As cultural houses and museums have watched this market grow so has the interest in all things African, fuelling and creating a demand. Contemporary artists such as Yinka Shonibare and El Anatsui share the space alongside Peju Alatise and Kehinde Andrews, all creating a rich mélange.
Modern art collectors are looking for something and presently African art is it. Major houses and museums are keen to reach the emerging markets of Ghana and Kenya, alongside the more established countries of Nigeria and Morocco. Having international events like the Venice Biennale, The Art Paris Fair, and the 1:54 London and Paris Fairs will continue to raise the profile of African art and artists, along with a growing number of galleries in London and Paris that find, develop and support African art, the value, and market of which will continue to grow.
Recently, you had the Making Stories, Telling Tales exhibition, tell us about it.
Again sometimes it is about being in the right place at the right time. There were two parts to this exhibition, it was never intended to be but fate and the universe have a lovely way of conspiring to tell you something different. As I alluded to earlier on in this interview, sometimes it is a case of banking ideas and then releasing them when the time is right…and so it was the case with the Making Stories, Telling Tales.

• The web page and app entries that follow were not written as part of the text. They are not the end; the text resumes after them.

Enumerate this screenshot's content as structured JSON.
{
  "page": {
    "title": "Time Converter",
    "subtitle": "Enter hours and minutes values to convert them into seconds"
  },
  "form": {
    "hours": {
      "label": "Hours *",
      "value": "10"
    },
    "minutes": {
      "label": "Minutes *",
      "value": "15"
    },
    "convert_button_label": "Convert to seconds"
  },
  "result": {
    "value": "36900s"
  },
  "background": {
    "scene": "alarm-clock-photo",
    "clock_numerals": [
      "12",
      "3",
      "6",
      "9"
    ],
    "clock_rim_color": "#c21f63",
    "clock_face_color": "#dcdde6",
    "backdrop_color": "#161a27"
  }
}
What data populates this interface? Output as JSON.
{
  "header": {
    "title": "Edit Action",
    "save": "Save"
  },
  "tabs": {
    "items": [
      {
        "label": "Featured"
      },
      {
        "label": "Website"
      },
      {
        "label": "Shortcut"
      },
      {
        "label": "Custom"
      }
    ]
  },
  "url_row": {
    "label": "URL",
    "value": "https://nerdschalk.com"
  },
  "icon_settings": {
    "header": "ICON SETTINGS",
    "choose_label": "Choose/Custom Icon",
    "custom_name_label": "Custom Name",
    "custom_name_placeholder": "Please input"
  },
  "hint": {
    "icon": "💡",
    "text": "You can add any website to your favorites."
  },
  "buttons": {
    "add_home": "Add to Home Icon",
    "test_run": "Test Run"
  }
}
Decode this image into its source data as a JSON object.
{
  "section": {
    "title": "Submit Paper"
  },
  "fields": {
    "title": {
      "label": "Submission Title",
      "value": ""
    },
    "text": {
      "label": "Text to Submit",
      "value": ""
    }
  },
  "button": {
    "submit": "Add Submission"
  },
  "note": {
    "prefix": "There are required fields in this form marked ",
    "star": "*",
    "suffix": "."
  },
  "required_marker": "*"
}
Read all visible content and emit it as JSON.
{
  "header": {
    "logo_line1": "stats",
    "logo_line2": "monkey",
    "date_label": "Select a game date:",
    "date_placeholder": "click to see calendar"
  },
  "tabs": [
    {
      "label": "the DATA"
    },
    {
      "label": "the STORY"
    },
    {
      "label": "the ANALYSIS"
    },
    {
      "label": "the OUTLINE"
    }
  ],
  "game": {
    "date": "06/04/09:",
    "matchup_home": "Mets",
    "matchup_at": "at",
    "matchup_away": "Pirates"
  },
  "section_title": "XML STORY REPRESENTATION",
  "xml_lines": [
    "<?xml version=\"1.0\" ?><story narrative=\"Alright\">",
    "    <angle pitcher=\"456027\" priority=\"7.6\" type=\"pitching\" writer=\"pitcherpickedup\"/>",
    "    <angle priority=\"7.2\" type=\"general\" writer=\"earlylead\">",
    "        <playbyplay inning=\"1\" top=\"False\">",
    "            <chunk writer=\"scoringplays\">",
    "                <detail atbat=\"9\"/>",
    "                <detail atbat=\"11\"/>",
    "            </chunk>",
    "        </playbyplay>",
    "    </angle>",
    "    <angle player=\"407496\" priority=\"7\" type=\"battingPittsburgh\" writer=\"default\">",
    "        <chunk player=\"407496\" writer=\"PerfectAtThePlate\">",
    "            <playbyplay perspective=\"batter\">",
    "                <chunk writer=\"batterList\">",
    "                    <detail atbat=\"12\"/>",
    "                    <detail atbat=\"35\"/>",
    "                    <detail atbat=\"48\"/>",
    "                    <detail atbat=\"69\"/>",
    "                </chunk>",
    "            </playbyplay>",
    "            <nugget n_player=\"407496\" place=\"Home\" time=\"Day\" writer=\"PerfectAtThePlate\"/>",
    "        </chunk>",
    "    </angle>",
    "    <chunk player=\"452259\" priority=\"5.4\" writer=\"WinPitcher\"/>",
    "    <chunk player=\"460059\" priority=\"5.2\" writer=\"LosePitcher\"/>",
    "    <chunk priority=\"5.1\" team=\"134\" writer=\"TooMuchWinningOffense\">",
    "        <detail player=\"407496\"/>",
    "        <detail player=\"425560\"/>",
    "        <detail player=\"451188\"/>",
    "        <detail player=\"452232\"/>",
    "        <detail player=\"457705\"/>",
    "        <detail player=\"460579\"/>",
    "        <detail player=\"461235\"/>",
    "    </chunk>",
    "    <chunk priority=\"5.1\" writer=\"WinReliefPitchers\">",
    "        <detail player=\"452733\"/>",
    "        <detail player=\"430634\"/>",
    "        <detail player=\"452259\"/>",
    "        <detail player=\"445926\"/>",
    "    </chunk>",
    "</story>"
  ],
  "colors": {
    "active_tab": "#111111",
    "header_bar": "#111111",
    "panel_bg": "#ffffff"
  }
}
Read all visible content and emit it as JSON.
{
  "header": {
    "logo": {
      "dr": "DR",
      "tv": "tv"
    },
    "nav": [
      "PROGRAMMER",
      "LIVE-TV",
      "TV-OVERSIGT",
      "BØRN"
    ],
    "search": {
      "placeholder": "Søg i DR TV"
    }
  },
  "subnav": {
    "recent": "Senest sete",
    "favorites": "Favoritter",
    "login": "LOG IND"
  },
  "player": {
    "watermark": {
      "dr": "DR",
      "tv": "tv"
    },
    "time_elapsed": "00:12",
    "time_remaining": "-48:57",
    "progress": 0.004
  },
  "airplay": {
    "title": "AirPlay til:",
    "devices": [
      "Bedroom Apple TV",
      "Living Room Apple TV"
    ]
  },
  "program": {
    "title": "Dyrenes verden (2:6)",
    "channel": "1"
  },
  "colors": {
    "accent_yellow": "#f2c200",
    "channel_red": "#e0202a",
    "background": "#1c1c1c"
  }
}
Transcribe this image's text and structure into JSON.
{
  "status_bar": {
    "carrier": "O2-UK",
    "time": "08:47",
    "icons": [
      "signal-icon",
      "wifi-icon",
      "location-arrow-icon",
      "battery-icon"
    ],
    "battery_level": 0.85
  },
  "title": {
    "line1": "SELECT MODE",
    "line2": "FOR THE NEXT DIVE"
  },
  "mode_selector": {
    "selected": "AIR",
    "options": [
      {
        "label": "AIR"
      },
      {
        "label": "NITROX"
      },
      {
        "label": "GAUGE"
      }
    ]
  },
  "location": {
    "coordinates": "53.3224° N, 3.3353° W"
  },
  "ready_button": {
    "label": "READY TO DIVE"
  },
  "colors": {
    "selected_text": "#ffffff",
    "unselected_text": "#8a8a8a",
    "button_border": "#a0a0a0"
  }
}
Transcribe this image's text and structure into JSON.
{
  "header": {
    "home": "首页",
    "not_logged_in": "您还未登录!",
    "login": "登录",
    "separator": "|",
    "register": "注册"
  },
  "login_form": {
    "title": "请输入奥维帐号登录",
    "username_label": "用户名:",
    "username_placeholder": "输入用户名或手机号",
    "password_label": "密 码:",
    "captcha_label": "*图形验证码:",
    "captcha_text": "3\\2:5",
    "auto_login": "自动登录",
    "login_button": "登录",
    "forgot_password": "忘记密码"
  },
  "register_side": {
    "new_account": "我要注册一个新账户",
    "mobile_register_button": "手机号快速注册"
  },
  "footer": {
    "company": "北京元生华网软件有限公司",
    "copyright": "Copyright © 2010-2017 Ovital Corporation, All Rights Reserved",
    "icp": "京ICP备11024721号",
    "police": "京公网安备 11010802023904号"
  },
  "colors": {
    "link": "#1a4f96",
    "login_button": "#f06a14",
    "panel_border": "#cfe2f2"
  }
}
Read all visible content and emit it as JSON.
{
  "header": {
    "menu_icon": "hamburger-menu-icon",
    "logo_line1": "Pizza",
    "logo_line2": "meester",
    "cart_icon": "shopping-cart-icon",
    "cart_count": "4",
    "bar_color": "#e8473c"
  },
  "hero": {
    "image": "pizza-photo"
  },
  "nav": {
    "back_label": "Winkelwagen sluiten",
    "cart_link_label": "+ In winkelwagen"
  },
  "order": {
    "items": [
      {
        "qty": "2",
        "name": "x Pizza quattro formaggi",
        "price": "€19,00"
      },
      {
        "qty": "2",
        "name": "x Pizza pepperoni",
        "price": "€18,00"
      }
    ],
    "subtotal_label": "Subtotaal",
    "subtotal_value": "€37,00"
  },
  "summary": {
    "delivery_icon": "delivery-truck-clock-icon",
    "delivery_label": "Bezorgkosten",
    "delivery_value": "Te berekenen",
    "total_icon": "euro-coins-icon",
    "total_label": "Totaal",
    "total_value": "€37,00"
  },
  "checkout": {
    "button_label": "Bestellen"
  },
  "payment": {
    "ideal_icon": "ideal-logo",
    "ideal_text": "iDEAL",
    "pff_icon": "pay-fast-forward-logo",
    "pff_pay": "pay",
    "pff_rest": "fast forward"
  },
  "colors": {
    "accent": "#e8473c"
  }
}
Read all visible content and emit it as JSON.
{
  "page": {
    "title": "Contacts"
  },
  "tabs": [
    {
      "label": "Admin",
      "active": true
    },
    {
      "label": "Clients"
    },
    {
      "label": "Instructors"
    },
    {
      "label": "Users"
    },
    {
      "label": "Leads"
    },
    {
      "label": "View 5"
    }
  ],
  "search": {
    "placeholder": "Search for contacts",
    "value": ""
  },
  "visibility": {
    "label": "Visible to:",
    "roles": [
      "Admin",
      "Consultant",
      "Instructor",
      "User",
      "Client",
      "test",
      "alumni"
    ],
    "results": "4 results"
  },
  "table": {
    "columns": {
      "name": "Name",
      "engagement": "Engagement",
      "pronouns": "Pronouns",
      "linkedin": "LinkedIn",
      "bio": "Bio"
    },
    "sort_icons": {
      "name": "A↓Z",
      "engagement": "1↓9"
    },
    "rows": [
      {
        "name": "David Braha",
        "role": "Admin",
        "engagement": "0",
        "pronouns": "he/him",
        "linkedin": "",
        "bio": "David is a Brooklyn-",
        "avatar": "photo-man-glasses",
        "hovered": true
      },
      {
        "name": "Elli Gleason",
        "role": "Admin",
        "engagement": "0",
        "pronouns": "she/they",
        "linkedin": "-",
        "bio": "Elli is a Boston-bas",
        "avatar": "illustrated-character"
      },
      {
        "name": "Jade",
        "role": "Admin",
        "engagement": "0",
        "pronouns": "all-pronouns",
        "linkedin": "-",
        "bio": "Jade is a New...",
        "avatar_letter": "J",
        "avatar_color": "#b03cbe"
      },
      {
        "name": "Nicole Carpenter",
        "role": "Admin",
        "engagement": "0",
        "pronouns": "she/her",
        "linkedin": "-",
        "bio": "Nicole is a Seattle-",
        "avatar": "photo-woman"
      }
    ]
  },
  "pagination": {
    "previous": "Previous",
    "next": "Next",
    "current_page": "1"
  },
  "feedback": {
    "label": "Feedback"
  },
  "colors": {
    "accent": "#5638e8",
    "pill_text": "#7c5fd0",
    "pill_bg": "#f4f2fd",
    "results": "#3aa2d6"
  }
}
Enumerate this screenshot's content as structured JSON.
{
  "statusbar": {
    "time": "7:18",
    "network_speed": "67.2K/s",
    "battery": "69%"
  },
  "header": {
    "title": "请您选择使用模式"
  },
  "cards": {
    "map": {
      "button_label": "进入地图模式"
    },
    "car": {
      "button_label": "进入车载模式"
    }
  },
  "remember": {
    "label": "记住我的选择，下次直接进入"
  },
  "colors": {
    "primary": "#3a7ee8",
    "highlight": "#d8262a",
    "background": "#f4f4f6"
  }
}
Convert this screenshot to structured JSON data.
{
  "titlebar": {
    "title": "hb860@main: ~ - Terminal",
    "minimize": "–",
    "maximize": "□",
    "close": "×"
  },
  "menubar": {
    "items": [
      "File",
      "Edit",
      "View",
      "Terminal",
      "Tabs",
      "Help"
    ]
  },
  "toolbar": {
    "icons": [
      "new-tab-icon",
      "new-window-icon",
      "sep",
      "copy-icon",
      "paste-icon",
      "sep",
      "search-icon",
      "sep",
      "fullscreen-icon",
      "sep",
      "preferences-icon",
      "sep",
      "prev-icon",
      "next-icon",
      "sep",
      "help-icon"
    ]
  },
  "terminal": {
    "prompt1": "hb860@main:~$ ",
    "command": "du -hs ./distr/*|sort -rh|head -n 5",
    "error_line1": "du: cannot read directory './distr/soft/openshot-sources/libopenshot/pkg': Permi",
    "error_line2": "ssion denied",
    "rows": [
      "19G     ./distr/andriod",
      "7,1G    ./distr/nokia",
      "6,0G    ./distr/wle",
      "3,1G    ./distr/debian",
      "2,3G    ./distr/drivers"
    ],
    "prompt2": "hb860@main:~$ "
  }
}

I was invited to exhibit to celebrate the work of a Black female artist for Black History Month. The body of work presented had been mulling around for some time titled ‘Ain’t no Jack’, based on the seminal work of Professor Paul Gilroy ‘Ain’t no Black in the Union Jack’. The stories of the flags bearing semblance to the work he has written, depicting Britain’s involvement in the Commonwealth, exploring the struggle of the African and Caribbean nations’ fight for their independence.
The original exhibition held in 2016 at the Park Theatre, Finsbury Park, North London was a body of work exploring the idea of fabrics telling stories and going back to explore the tradition of handcrafted work. Printed collaged textiles is like a painting, it is watching a print evolve. What was meant to be a 2-month exhibit, turned into a 6-month stint. Such was the success of this exhibition that I was asked to show case the exhibition in Bath, at the Tafari Gallery (the former home of the Emperor Haille Selaisse and his wife), where it remained for 4 months.
So I have been most fortunate in showing my work. The opportunity to exhibit in London was too good to miss, and I was looking for a space that was sympathetic to my work and artistic ideals, The GIDA Collective, in Brixton, South London was the perfect spot. A week long exhibition in April 2017 was followed by a very stimulating artist’s conversation. These new ‘Paintings’ continue to explore the theme of ‘Narrative’ within printmaking, with the use of African textiles. Employing material predominately native to Ghana, namely batik woven and dyed cloths which are collaged together.
My use of fabrics creates abstract compositions that hark back to West-African traditions of using textiles as a means of commemoration and communication, taking them and placing them in a contemporary setting. It is interesting how the idea of ‘Narrative’ can be explored through a range of media, techniques, and processes to tell a story that does not need words. Enthused with a rich sense of colour and rhythm, these works serve to remind us that the idea of narrative, of story telling, is not always verbal.